As part of the “twin cities” of Minneapolis’ greater metro area, St. Paul is the second largest city in Minnesota. It’s known as a center of business and sports. The area boasts many attractions including Minnehaha Falls Park, shopping on Grand Avenue, the Science Museum, Minnesota History Center, The Guthrie Theater, and more.
The costs of nursing home care in St. Paul are close to the national average, but there are 34 nursing homes to choose from in St. Paul and more options just across the river in Minneapolis.
As of 2014, there were 377 nursing homes in Minnesota and 30,319 beds, according to the CDC.
More than 50% of the nursing home population nationwide is over the age of 85.
The Minnesota Department of Health offers recent (November of 2016) survey results regarding nursing homes.
Although it’s expensive to get nursing home care anywhere, the costs in St. Paul are very close to the rates in the United States overall. The national median rate for a private nursing home room in 2015 was $91,250, with a semi-private room costing a little less, $80,300. For the greater Minneapolis metro area, the annual cost for a private nursing home room in 2016 was $89,305, and for a semi-private room, the cost was $81,760.

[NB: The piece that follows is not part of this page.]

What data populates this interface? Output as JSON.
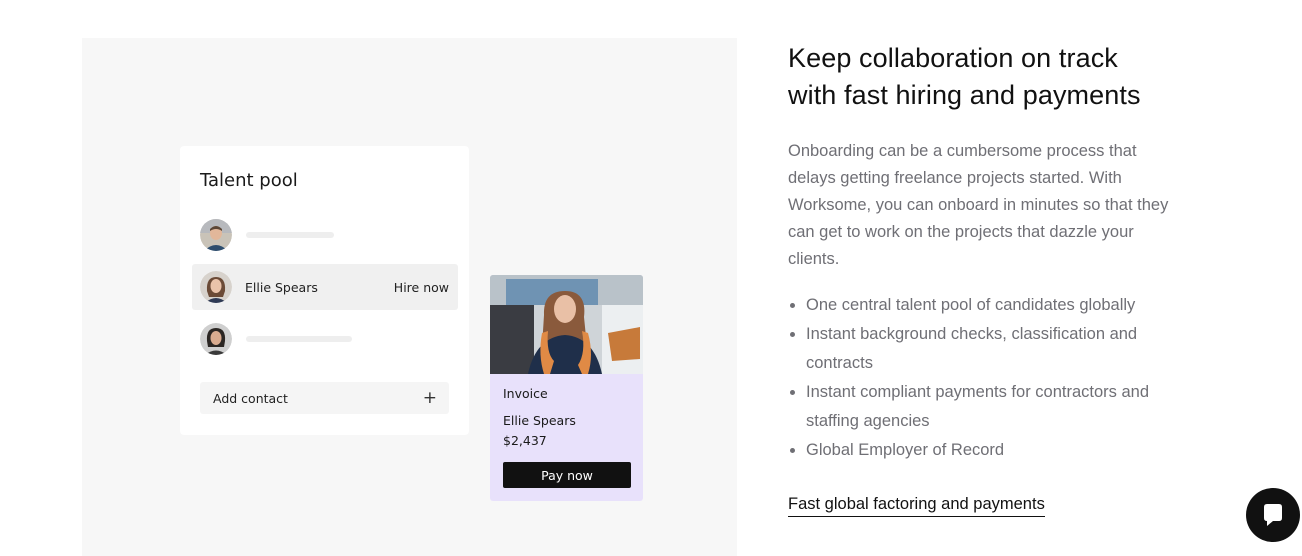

It’s advisable to shop around and there are more than 32 nursing homes located within 10 miles of St. Paul.
It often falls to adult children of seniors to research nursing homes for aging parents, and it’s never an easy job to find the right place. There are many factors to consider, location and cost being two critical ones.
Sometimes nursing homes are for short-term stays, offering medical treatment and rehabilitation after an injury or illness. Episcopal Homes of Minnesota offers daily physical therapy and skilled nursing care to help residents recuperate and regain mobility during their time there.
Nursing homes provide 24-hour care for residents, with care supervised by physicians and Registered Nurses (RNs). Daily activities such as dressing, bathing, eating, etc. typically are duties carried out by a Certified Nursing Assistant (CNA).
Nursing homes offer close supervision of residents, and healthful diets and other activities to promote mental and physical health, such as classes and exercise facilities in some places. Most facilities offer specialized diets including low sodium, kosher, vegetarian, or diabetic.
Patients who suffer from Alzheimer’s or dementia are often housed in their own wings or floors of the facilities.
Good nursing homes seek to provide quality care for residents, and they offer a variety of activities to enrich their lives emotionally, spiritually, and psychologically.
Some nursing homes offer, in addition to the regular cafeteria, small grills or bistros with a variety of foods, and a more sociable and relaxed atmosphere.
Many nursing homes offer a number of options for mental and physical enrichment activities. Ask if any of these are offered when visiting a nursing home:
Classes in art, music, or other areas
Exercise classes or supervised exercise activities such as walks
Outings to local stores, concerts, or museums
Concerts by outside musicians, school groups, or theater groups, in the facility
Visits by therapy animals
Galtier Health in St. Paul offers a great variety of enrichment activities.
The Minnesota Department of Human Services and Health Department have teamed up to compile a Nursing Home Report Card that gives a thorough picture of nursing homes in the state, and the quality of care offered.
It’s important to schedule a visit to the facility, and there are many questions which will help determine the overall quality of care.
What’s the staff to resident ratio?
How quickly and efficiently are maintenance issues handled?
How often is there a physician in the facility?
What are the procedures for notifying family, and in what instances will a family be notified?
Are there on-site facilities for haircuts or manicures?
The state Medicare website offers a wonderful nursing home checklist to print out and take to a nursing home visit, and it includes many helpful questions to ask about lighting, noise levels, temperature, and more.
Consider an unscheduled visit to any nursing home under serious consideration. Observing staff and resident interaction will give a more accurate picture of the quality of care.
Trying to determine how to pay for a nursing home can be very stressful. There are many ways to reduce nursing home care costs. The primary way is to request a semi-private room, which will save about $8,000 a year in the St. Paul area.
If a resident has a private insurance, nursing home care may be covered. Residents that qualify for Medicare or Medicaid can use those funds to offset the cost of a stay. Many nursing homes will accept Medicare for residents who qualify.
Long-term life insurance or catastrophic coverage (as in the case of, for instance, a stroke) may also cover most or all of the costs of nursing home care.
Veterans and their spouses may qualify for discounts.
Sometimes more creative solutions must be sought, if insurance, savings, or retirement benefits don’t cover everything. If a senior owns their own home, they might look into a reverse mortgage. Cashing in a life insurance policy is another option. Accountants or financial planners should be consulted before taking any of these steps, of course, to minimize penalties or tax issues.
Find assisted living in Saint Paul near you.